  37. Ursa Maior says:

    Well said colonel. And the lack of serious US support in 56, still plagues Hungarian-US relations. Seeing the so to say indecisive US foreign policy more and more people over here say ‘better the devil you know’. And are after strengthening ties with ‘horribile dictu’ Putin’s Russia.

  38. confusedponderer says:

    What, what? Didn’t the US appease World Communism by not having WW-III over Hungary?
    But, on a serious note, the point is well taken.
    Another example would be the US encouragement of the Shiite uprising against Saddam, and than watching rom the sidelines. An awful lot of people got killed because of that. There are more examples.
    The US saying such things gets people ideas, which is why such utterances should be made carefully and responsibly.
    If these ideas are mistaken, and the expected US support is not forthcoming, they then have taken a position which irreversibly puts them in a bad situation.
    Among others, the Hungarians and Iraqi Shia can testify to how that feels.

  39. LeaNder says:

    I registered that for Germany a member of the CSU or a member of the specific Bavarian part of the Christian democrats spoke next to McCain. That was all I needed to know in spite of a famous boxer being paraded as the pro-Europe party’s face for us Germans.
    But what about this Pat?
    How much space to move Obama really has concerning Iran?
    I could never understand why Norman Finkelstein disliked Elie Wiesel as much as seemingly he did, I start to get an idea why that may have beeen:

  40. Fred says:
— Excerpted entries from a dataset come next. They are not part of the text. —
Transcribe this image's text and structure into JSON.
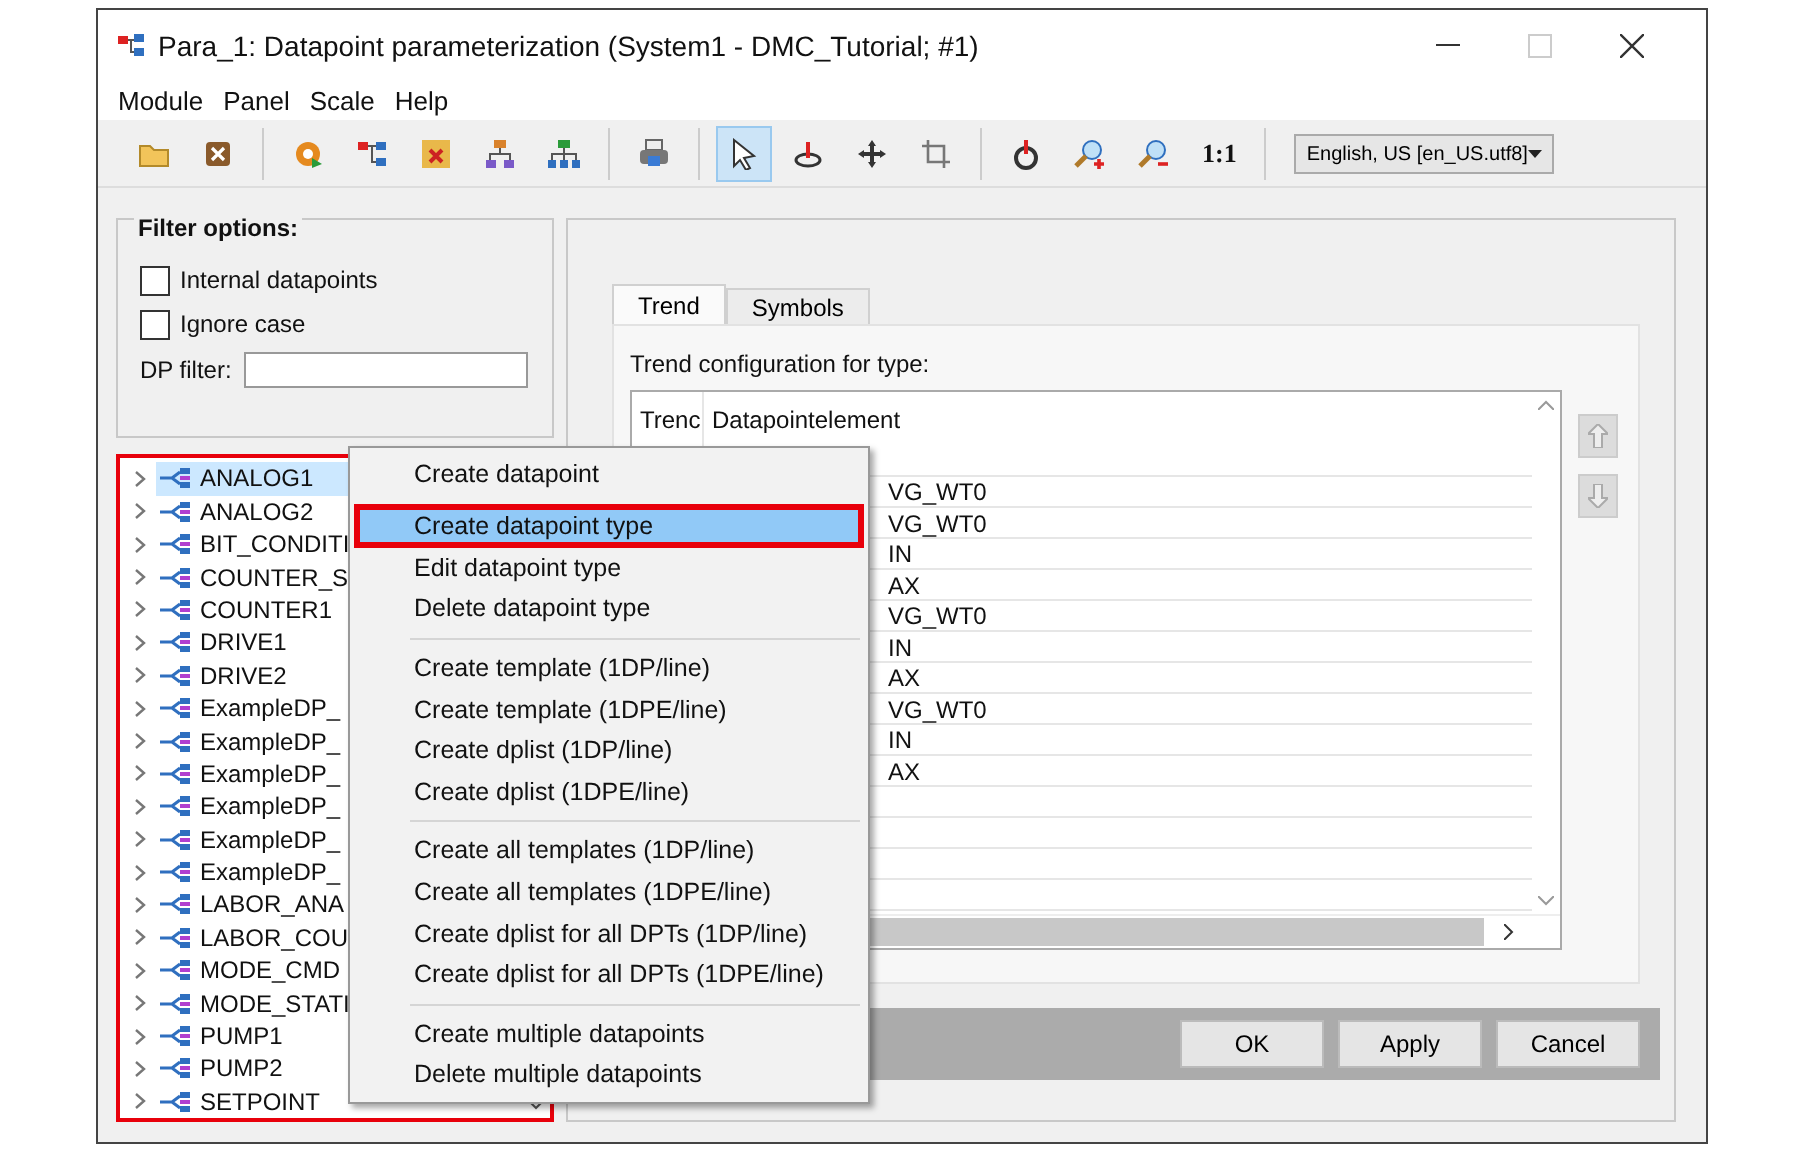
{
  "window": {
    "title": "Para_1: Datapoint parameterization (System1 - DMC_Tutorial; #1)",
    "maximize_disabled": true
  },
  "menu": [
    "Module",
    "Panel",
    "Scale",
    "Help"
  ],
  "toolbar": {
    "tools": [
      {
        "selected": false
      },
      {
        "selected": false
      },
      {
        "selected": false
      },
      {
        "selected": false
      },
      {
        "selected": false
      },
      {
        "selected": false
      },
      {
        "selected": false
      },
      {
        "selected": false
      },
      {
        "selected": true
      },
      {
        "selected": false
      },
      {
        "selected": false
      },
      {
        "selected": false
      },
      {
        "selected": false
      },
      {
        "selected": false
      },
      {
        "selected": false
      }
    ],
    "scale_label": "1:1",
    "language": "English, US [en_US.utf8]"
  },
  "filter": {
    "title": "Filter options:",
    "options": [
      {
        "label": "Internal datapoints",
        "checked": false
      },
      {
        "label": "Ignore case",
        "checked": false
      }
    ],
    "dp_filter_label": "DP filter:"
  },
  "tree": {
    "annotated": true,
    "items": [
      {
        "label": "ANALOG1",
        "selected": true
      },
      {
        "label": "ANALOG2",
        "selected": false
      },
      {
        "label": "BIT_CONDITI",
        "selected": false
      },
      {
        "label": "COUNTER_S",
        "selected": false
      },
      {
        "label": "COUNTER1",
        "selected": false
      },
      {
        "label": "DRIVE1",
        "selected": false
      },
      {
        "label": "DRIVE2",
        "selected": false
      },
      {
        "label": "ExampleDP_",
        "selected": false
      },
      {
        "label": "ExampleDP_",
        "selected": false
      },
      {
        "label": "ExampleDP_",
        "selected": false
      },
      {
        "label": "ExampleDP_",
        "selected": false
      },
      {
        "label": "ExampleDP_",
        "selected": false
      },
      {
        "label": "ExampleDP_",
        "selected": false
      },
      {
        "label": "LABOR_ANA",
        "selected": false
      },
      {
        "label": "LABOR_COU",
        "selected": false
      },
      {
        "label": "MODE_CMD",
        "selected": false
      },
      {
        "label": "MODE_STATI",
        "selected": false
      },
      {
        "label": "PUMP1",
        "selected": false
      },
      {
        "label": "PUMP2",
        "selected": false
      },
      {
        "label": "SETPOINT",
        "selected": false
      }
    ]
  },
  "tabs": [
    {
      "label": "Trend",
      "selected": true
    },
    {
      "label": "Symbols",
      "selected": false
    }
  ],
  "trend": {
    "caption": "Trend configuration for type:",
    "columns": [
      "Trenc",
      "Datapointelement"
    ],
    "rows": [
      "VG_WT0",
      "VG_WT0",
      "IN",
      "AX",
      "VG_WT0",
      "IN",
      "AX",
      "VG_WT0",
      "IN",
      "AX"
    ]
  },
  "buttons": [
    "OK",
    "Apply",
    "Cancel"
  ],
  "context_menu": {
    "groups": [
      [
        {
          "label": "Create datapoint",
          "selected": false,
          "annotated": false
        },
        {
          "label": "Create datapoint type",
          "selected": true,
          "annotated": true
        },
        {
          "label": "Edit datapoint type",
          "selected": false,
          "annotated": false
        },
        {
          "label": "Delete datapoint type",
          "selected": false,
          "annotated": false
        }
      ],
      [
        {
          "label": "Create template (1DP/line)",
          "selected": false,
          "annotated": false
        },
        {
          "label": "Create template (1DPE/line)",
          "selected": false,
          "annotated": false
        },
        {
          "label": "Create dplist (1DP/line)",
          "selected": false,
          "annotated": false
        },
        {
          "label": "Create dplist (1DPE/line)",
          "selected": false,
          "annotated": false
        }
      ],
      [
        {
          "label": "Create all templates (1DP/line)",
          "selected": false,
          "annotated": false
        },
        {
          "label": "Create all templates (1DPE/line)",
          "selected": false,
          "annotated": false
        },
        {
          "label": "Create dplist for all DPTs (1DP/line)",
          "selected": false,
          "annotated": false
        },
        {
          "label": "Create dplist for all DPTs (1DPE/line)",
          "selected": false,
          "annotated": false
        }
      ],
      [
        {
          "label": "Create multiple datapoints",
          "selected": false,
          "annotated": false
        },
        {
          "label": "Delete multiple datapoints",
          "selected": false,
          "annotated": false
        }
      ]
    ]
  }
}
    Obama is just proving how powerless he is. So the LGBT community is not happy with Russia’s domestic policies? Just look at what they demand in Hollywood – conform to their standards or lose your job:

Comments are closed.